NATO nations and others met today in Doha, Qatar, debating what any or all of them should do to help the rebels still attempting to overthrow Moammar Gadhafi.

As they debated, fighting continued around Misrata, the only western Libyan city still partly in rebel hands.

We start with a report from Jonathan Miller of Independent Television News.

JONATHAN MILLER: Pinned down by NATO warplanes, Gadhafi’s army remains a lethal force in the city of Misrata, rebels here and further east desperate for NATO to intensify attacks on Libyan government forces to tip the balance in their favor.

Yesterday, NATO airstrikes destroyed 12 tanks in Misrata, this attack by British Typhoon fighter bombers. NATO’s now clocked up more than 800 strike sorties, but Britain and France insisting that more muscle is needed to break the military deadlock.

NATO is divided on this matter. Today’s meeting in Qatar exposed the rifts, although there’s broad consensus that Libya’s political future should not include Gadhafi.

WILLIAM HAGUE, British foreign secretary: Any viable cease-fire, any viable peaceful future for Libya must involve the departure of Col. Gadhafi.

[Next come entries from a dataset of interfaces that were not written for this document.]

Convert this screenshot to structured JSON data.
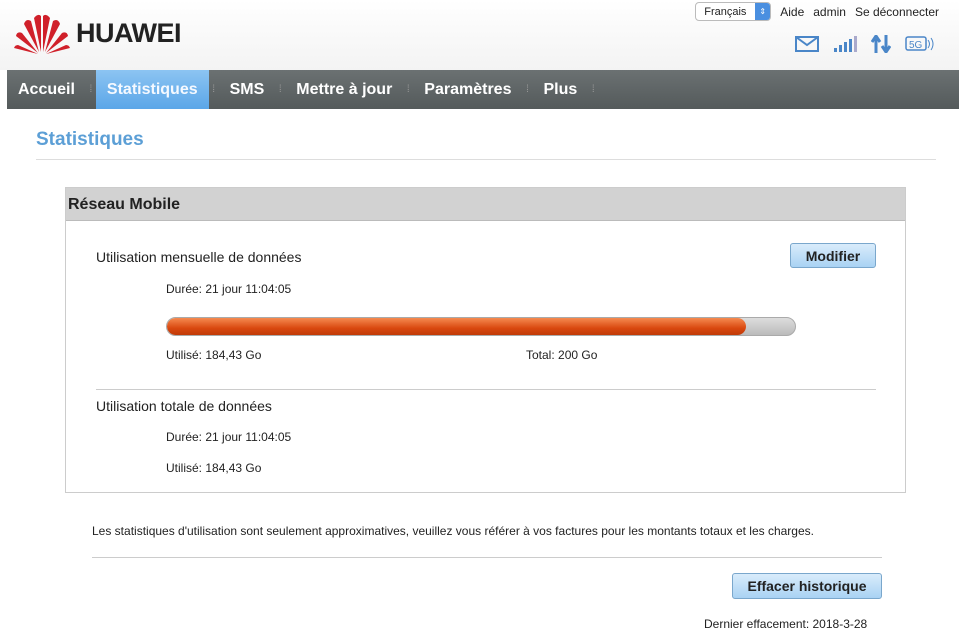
{
  "brand": {
    "name": "HUAWEI"
  },
  "top": {
    "language": "Français",
    "help": "Aide",
    "user": "admin",
    "logout": "Se déconnecter"
  },
  "status_icons": [
    "mail-icon",
    "signal-icon",
    "data-transfer-icon",
    "5g-icon"
  ],
  "nav": [
    {
      "label": "Accueil"
    },
    {
      "label": "Statistiques",
      "active": true
    },
    {
      "label": "SMS"
    },
    {
      "label": "Mettre à jour"
    },
    {
      "label": "Paramètres"
    },
    {
      "label": "Plus"
    }
  ],
  "page": {
    "title": "Statistiques"
  },
  "panel": {
    "title": "Réseau Mobile",
    "monthly": {
      "label": "Utilisation mensuelle de données",
      "duration": "Durée: 21 jour 11:04:05",
      "used": "Utilisé: 184,43 Go",
      "total": "Total: 200 Go",
      "progress_percent": 92.2,
      "edit": "Modifier"
    },
    "total": {
      "label": "Utilisation totale de données",
      "duration": "Durée: 21 jour 11:04:05",
      "used": "Utilisé: 184,43 Go"
    }
  },
  "note": "Les statistiques d'utilisation sont seulement approximatives, veuillez vous référer à vos factures pour les montants totaux et les charges.",
  "clear_button": "Effacer historique",
  "last_clear": "Dernier effacement: 2018-3-28",
  "colors": {
    "accent": "#5c9fd6",
    "progress": "#e0531a",
    "nav": "#5e6465"
  }
}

JONATHAN MILLER: One proposal, from Italy, calls for arming Libya’s rebels through a fund created from the regime’s frozen assets. Germany questioned the legality of such a move, though, suggesting it would go beyond the U.N. mandate.

On Libya’s eastern front, rebels continue to exchange rocket fire with Gadhafi’s forces. There’s satisfaction at the international recognition accorded in Qatar to the rebel National Council. Make no mistake, though, there are still many in this divided country who do support Gadhafi. Although, after six long weeks, the number of his acolytes still chanting in Tripoli’s Green Square is dwindling. They don’t like the news from the tiny emirate of Qatar.

If any plan hatched in Doha goes so far as to create a fund to arm the rebels using Libyan sovereign assets, it will incense the Tripoli regime. Tonight, as the Qatar conference ended rather inconclusively, NATO warplanes staged a daylight bombing raid on a munitions dump on the outskirts of the capital.